Unraveling Technical Debt in Startups: Tackling Challenges and Streamlining Solutions

Technical debt is an ever-present challenge for startups aiming to rapidly develop and deliver innovative solutions. It refers to the accumulation of suboptimal code, inefficient processes, and architectural limitations that arise from prioritizing speed and immediate results over long-term software quality and maintainability. While some degree of technical debt may be inevitable in the early stages, failing to address it can hinder growth and impede the ability to adapt to evolving market demands. In this blog post, we will explore the primary reasons behind technical debt in startups and outline effective solutions to mitigate its impact.

Startups often face intense time pressure to develop and launch their products swiftly. This urgency can lead to shortcuts in coding practices, limited testing, and postponed refactoring efforts. While these actions enable quick product iterations, they contribute to the accumulation of technical debt over time. To address this, startups should strike a balance between speed and quality. Allocating dedicated time for refactoring, code reviews, and automated testing will help prevent the debt from becoming overwhelming.

In the early stages, startups often operate with limited financial and human resources. Understaffed development teams may struggle to implement robust solutions, resulting in shortcuts or patchwork fixes.
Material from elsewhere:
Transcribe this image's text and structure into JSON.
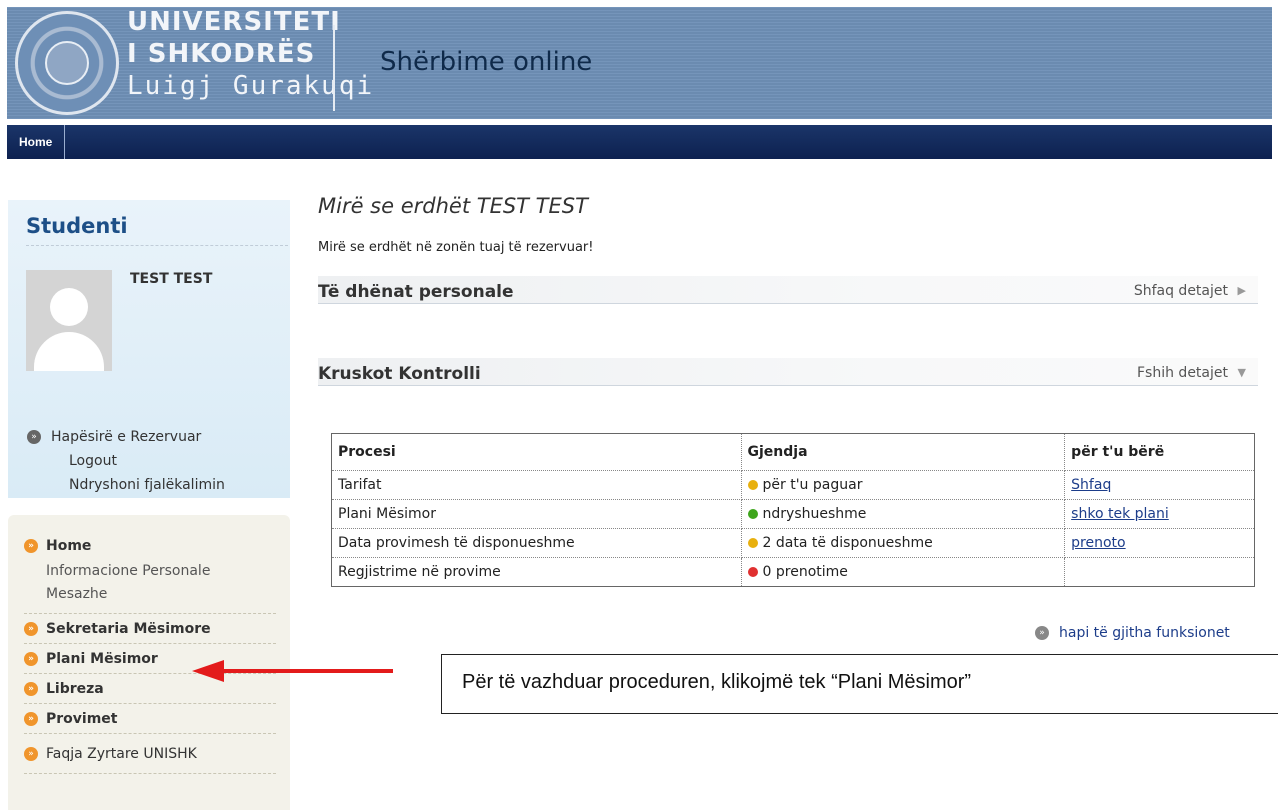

Additionally, budget constraints might restrict the adoption of necessary tools or technologies that can reduce technical debt. To overcome this challenge, startups should prioritize technical debt management as an integral part of their development strategy. Fostering a culture of continuous improvement and investing in appropriate resources will yield long-term benefits.

Startups experiencing rapid growth face unique challenges as their user base expands. Scaling the product, infrastructure, and development processes to accommodate increasing demands can introduce technical debt if not handled strategically. It is crucial to design scalable architectures from the beginning, employ automation for deployment and testing, and embrace agile development methodologies. Regularly revisiting the system's scalability and making necessary adjustments can help minimize the accumulation of technical debt.

Documentation often takes a backseat during the fast-paced environment of a startup. When team members are focused on meeting deadlines, they may neglect comprehensive documentation, making it difficult for new hires or future developers to understand the codebase. This lack of clarity and knowledge transfer contributes to technical debt. Startups should emphasize the importance of documentation and allocate time for developers to maintain up-to-date and comprehensive documentation alongside code changes.

Reducing Technical Debt:

Startups should proactively acknowledge the existence of technical debt and develop a plan to address it. The plan should include specific goals, allocated resources, and a prioritized roadmap for tackling different aspects of the debt. Regularly reassessing and reprioritizing these tasks will ensure that technical debt reduction remains an ongoing effort.

Adopting agile methodologies, such as Scrum or Kanban, allows startups to iterate quickly while maintaining a focus on quality. Short development cycles, continuous integration, and regular retrospectives enable the team to address technical debt incrementally and prevent it from spiraling out of control.

Encourage code reviews and pair programming within the development team. Collaborative code reviews help identify potential issues, improve code quality, and promote knowledge sharing. Pair programming, where two developers work together on the same task, reduces the likelihood of introducing technical debt and encourages collective code ownership.

Automated testing, including unit tests, integration tests, and continuous integration pipelines, plays a crucial role in reducing technical debt. By automating testing processes, startups can catch bugs early, prevent regressions, and ensure code changes adhere to established quality standards. Implementing robust test suites and incorporating them into the development workflow helps maintain code quality and avoid the accumulation of technical debt.

Technical debt is an inherent challenge for startups, but it can be effectively managed and reduced with the right strategies and practices in place. By acknowledging the reasons behind technical debt and implementing proactive measures, startups can strike a balance between speed and software quality. Prioritizing technical debt reduction, fostering a culture of continuous improvement, and investing in appropriate resources will pave the way for long-term success and scalability in the highly competitive startup landscape.